Bridge. part-score.
Acoustics, Music. partial tone.


    partial to, having a liking or preference for; particularly fond of: I'm partial to chocolate cake.

Origin of partial

1375–1425; late Middle English parcial biased, particular < Middle French < Late Latin partiālis pertaining to a part, equivalent to Latin parti- (stem of pars) part + -ālis -al1
Related formspar·tial·ly, adverbpar·tial·ness, nounnon·par·tial, adjectivenon·par·tial·ly, adverbo·ver·par·tial, adjectiveo·ver·par·tial·ly, adverbo·ver·par·tial·ness, noun
Can be confusedpartially partly

Synonyms for partial

Antonyms for partial

1, 3. complete. 2. unbiased, fair. Unabridged Based on the Random House Unabridged Dictionary, © Random House, Inc. 2019

British Dictionary definitions for partialness



relating to only a part; not general or completea partial eclipse
biaseda partial judge
(postpositive foll by to) having a particular liking (for)
  1. constituting part of a larger structurea partial umbel
  2. used for only part of the life cycle of a planta partial habitat
  3. (of a parasite) not exclusively parasitic
maths designating or relating to an operation in which only one of a set of independent variables is considered at a time


Also called: partial tone music acoustics any of the component tones of a single musical sound, including both those that belong to the harmonic series of the sound and those that do not
maths a partial derivative
Derived Formspartially, adverbpartialness, noun

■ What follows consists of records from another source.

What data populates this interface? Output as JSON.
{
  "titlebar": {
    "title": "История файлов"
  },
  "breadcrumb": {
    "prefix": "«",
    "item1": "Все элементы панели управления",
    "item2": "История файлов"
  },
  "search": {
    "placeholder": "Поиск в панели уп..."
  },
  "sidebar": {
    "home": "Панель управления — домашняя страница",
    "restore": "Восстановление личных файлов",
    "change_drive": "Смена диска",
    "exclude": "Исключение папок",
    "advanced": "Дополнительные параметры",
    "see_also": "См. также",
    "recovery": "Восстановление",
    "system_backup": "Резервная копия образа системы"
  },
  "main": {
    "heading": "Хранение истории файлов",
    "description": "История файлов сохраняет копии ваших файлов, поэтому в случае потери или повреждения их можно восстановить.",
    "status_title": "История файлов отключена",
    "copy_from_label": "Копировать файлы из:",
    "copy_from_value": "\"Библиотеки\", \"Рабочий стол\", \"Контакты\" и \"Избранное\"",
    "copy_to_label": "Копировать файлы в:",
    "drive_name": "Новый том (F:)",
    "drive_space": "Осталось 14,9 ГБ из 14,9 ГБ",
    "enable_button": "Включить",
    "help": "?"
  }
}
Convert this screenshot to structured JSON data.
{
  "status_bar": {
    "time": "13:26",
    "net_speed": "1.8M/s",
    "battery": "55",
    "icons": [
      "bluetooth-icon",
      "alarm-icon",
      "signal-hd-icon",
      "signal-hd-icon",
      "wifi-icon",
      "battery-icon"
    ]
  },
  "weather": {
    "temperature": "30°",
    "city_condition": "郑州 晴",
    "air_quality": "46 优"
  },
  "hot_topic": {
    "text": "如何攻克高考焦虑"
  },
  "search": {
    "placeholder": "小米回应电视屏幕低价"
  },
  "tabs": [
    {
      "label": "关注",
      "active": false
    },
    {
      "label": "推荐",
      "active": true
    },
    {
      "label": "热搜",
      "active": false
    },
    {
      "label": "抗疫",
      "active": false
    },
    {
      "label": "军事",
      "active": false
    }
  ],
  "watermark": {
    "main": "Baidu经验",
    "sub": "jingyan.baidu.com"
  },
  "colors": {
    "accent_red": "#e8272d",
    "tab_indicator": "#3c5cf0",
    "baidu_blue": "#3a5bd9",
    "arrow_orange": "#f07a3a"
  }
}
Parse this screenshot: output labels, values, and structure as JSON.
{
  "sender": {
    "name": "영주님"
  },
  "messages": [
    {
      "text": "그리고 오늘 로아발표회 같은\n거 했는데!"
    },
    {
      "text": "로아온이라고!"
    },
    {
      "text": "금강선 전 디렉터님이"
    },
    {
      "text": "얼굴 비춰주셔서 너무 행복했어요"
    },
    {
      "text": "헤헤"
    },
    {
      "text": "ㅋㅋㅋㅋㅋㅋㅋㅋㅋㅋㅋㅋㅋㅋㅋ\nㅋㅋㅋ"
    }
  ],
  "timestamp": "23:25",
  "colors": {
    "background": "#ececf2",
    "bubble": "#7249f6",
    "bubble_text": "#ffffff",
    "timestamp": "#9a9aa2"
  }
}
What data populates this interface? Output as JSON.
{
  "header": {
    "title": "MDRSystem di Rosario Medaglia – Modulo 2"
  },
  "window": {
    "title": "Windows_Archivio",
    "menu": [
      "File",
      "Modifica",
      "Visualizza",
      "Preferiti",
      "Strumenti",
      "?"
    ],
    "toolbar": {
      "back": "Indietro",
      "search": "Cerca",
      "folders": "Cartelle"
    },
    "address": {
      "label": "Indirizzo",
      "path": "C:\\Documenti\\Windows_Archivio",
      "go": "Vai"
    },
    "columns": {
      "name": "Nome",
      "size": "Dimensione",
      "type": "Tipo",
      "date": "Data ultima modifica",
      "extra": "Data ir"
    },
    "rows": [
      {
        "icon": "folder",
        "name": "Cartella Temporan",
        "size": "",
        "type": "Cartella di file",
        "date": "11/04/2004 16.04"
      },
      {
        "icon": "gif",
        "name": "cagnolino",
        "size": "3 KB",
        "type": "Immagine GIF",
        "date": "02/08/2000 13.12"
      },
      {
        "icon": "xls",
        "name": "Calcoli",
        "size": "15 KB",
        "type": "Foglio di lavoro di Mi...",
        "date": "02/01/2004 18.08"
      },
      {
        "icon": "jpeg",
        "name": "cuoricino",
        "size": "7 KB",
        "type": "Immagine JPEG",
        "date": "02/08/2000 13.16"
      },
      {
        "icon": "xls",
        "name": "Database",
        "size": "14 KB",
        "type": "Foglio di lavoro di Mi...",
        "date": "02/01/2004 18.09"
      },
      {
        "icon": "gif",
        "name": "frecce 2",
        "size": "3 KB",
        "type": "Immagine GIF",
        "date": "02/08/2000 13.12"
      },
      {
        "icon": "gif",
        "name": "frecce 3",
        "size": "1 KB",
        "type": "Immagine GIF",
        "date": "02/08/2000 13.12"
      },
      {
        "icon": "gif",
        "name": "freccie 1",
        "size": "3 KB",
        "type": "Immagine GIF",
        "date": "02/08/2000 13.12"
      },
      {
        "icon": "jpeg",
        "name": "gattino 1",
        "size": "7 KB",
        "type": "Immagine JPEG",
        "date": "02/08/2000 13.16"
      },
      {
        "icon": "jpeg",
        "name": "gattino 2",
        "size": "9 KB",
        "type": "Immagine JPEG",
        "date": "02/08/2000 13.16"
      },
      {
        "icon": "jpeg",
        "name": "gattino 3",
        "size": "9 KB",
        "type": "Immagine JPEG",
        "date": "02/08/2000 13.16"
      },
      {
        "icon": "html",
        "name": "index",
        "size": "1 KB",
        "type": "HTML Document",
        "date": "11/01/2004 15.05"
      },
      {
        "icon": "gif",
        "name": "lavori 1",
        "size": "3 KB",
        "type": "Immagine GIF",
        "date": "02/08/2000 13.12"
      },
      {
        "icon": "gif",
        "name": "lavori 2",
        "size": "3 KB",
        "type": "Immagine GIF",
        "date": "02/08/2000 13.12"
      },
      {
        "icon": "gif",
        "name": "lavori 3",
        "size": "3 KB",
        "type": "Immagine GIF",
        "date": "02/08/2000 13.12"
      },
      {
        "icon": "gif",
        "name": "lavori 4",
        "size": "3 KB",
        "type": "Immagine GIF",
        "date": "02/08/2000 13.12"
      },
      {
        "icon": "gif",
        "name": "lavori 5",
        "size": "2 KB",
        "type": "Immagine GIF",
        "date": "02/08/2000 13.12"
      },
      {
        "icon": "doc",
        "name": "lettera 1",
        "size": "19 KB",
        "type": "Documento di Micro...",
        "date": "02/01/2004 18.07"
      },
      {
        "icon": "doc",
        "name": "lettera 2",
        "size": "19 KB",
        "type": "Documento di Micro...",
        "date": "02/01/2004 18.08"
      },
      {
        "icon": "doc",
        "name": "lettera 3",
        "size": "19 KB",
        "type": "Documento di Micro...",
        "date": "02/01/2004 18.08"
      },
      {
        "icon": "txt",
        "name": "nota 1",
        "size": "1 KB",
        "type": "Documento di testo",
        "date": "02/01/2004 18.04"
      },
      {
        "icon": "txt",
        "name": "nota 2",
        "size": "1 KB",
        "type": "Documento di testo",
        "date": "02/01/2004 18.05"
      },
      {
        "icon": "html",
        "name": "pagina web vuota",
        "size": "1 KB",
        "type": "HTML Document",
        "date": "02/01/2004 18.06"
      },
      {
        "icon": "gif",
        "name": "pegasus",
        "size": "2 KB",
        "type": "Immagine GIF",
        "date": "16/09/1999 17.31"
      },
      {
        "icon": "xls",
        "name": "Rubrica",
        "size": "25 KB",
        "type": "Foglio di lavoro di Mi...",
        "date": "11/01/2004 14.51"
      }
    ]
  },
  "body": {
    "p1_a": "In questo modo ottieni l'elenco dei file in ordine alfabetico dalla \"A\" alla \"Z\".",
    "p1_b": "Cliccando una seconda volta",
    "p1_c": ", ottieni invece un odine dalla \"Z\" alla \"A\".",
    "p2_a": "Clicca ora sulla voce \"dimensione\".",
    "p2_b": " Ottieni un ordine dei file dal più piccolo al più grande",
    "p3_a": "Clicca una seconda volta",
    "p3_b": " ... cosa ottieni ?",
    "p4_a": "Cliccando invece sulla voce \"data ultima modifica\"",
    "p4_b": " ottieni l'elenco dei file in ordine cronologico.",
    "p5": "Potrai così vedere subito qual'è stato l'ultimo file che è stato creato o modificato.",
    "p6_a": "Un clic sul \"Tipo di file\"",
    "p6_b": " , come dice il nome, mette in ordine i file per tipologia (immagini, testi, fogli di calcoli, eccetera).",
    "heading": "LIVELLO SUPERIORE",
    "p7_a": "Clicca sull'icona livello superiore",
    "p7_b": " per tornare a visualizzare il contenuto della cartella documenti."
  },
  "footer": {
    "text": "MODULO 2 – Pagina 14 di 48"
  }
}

Word Origin for partial

C15: from Old French parcial, from Late Latin partiālis incomplete, from Latin pars part


See partly
Collins English Dictionary - Complete & Unabridged 2012 Digital Edition © William Collins Sons & Co. Ltd. 1979, 1986 © HarperCollins Publishers 1998, 2000, 2003, 2005, 2006, 2007, 2009, 2012

Word Origin and History for partialness

"incompleteness," 1701, from partial + -ness.



early 15c., "one-sided, biased," from Old French parcial (14c., Modern French partial), from Medieval Latin partialis "divisible, solitary, partial," from Latin pars (genitive partis) "part" (see part (n.)). Sense of "not whole, incomplete" is attested from late 14c. Related: Partially (mid-15c. as "incompletely").

Online Etymology Dictionary, © 2010 Douglas Harper